We landed in Kathmandu on the 14th, drove to Nepalganj on the 16th, and have been festering since then waiting for the end-monsoon rains and clouds to disappear here on the Indian border with Nepal and about 250km north at Jumla so that we can fly into that town which has for weeks been cut off by landslips on the only road in. The weather has cleared here and it feels like a real transition from the monsoon. We have 4 tickets on a flight tomorrow thanks to our Sirdar and friend, Da Gombu Sherpa. So Garry, I, Amrit and Pasang will try to jostle our way onto a flight tomorrow together with 250kg or so of food and gear. Gombu himself will fly back to Kathmandu to attend to a medical problem and re-join us at base camp later if possible. Our cook, Rai, will follow us after. We'll spend a couple of days in Jumla getting set with local supplies and porters then head up the Jagdula Khola gorge towards Kande Hiunchuli, say 4 days trek. Once there Garry and I will spend 2 or 3 days acclimatizing before heading over a 5000m pass and down to our base camp by Changda Khola. Then comes the load carrying and clinbing attempt on unclimbed Kande Hiunchuli South (formerly Sisne, 6600m) which we attempted 26 years ago.
After the climb we'll head back to Jumla the long way round via Mugu, the Langu gorge, the Karnali river and Rara lake. We don't expect to see any Europeans after Jumla, if there.
It's rather normal to have this sort of delay. In hindsight we may have come out a little early, but if we do fly tomorrow we'll have reached Jumla a week after landing in Nepal which is much faster than in 1984 when we trekked much of the way across Nepal from south to north. It's a blow that Gombu is leaving, but it's unavoidable and we'll see what happens. You definitely need patience and fatalism in this game. Ripeness is all.
Posted by Mark at 2:17 pm
September 18, 2010

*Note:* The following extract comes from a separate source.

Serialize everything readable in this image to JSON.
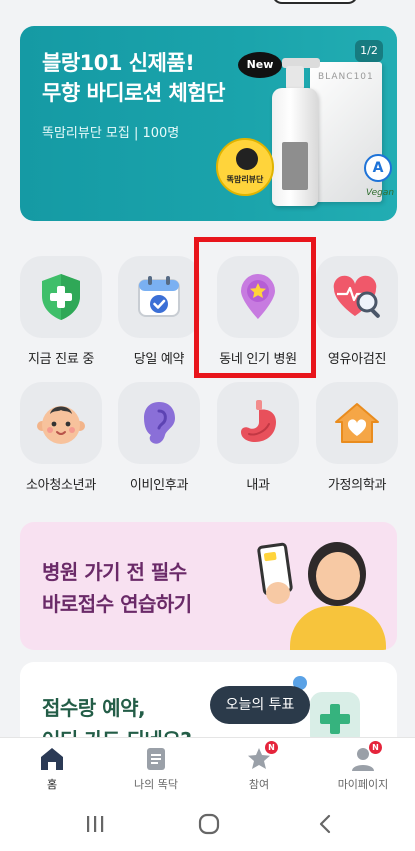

We drove here from Kathmandu on the 16th (12 hours), us + 3 sherpas + liason officer + the local leader of the maoists from Jumla where we're headed (very nice guy, young, strong, beautiful, all in black, great smile, a scent of the Khmer Rouge tho) and now we're waiting for the weather to clear to fly north to Jumla from where we pick up porters and trek north to our base camp. This team is small, but very strong (excluding us). We're stuck for now. The road to Jumla is closed by landslips and no planes have flown there for a week because of bad weather. So I'm hanging out at 'cyber office' and for those following what happened in Delaware this is a hoot :
Anyway Sarah Palin is looking awesome in Taiwan!
PS:"They call us wingnuts. We call us 'We, the people.'" Nice line from Christine O'Donnell.
Posted by Mark at 12:58 pm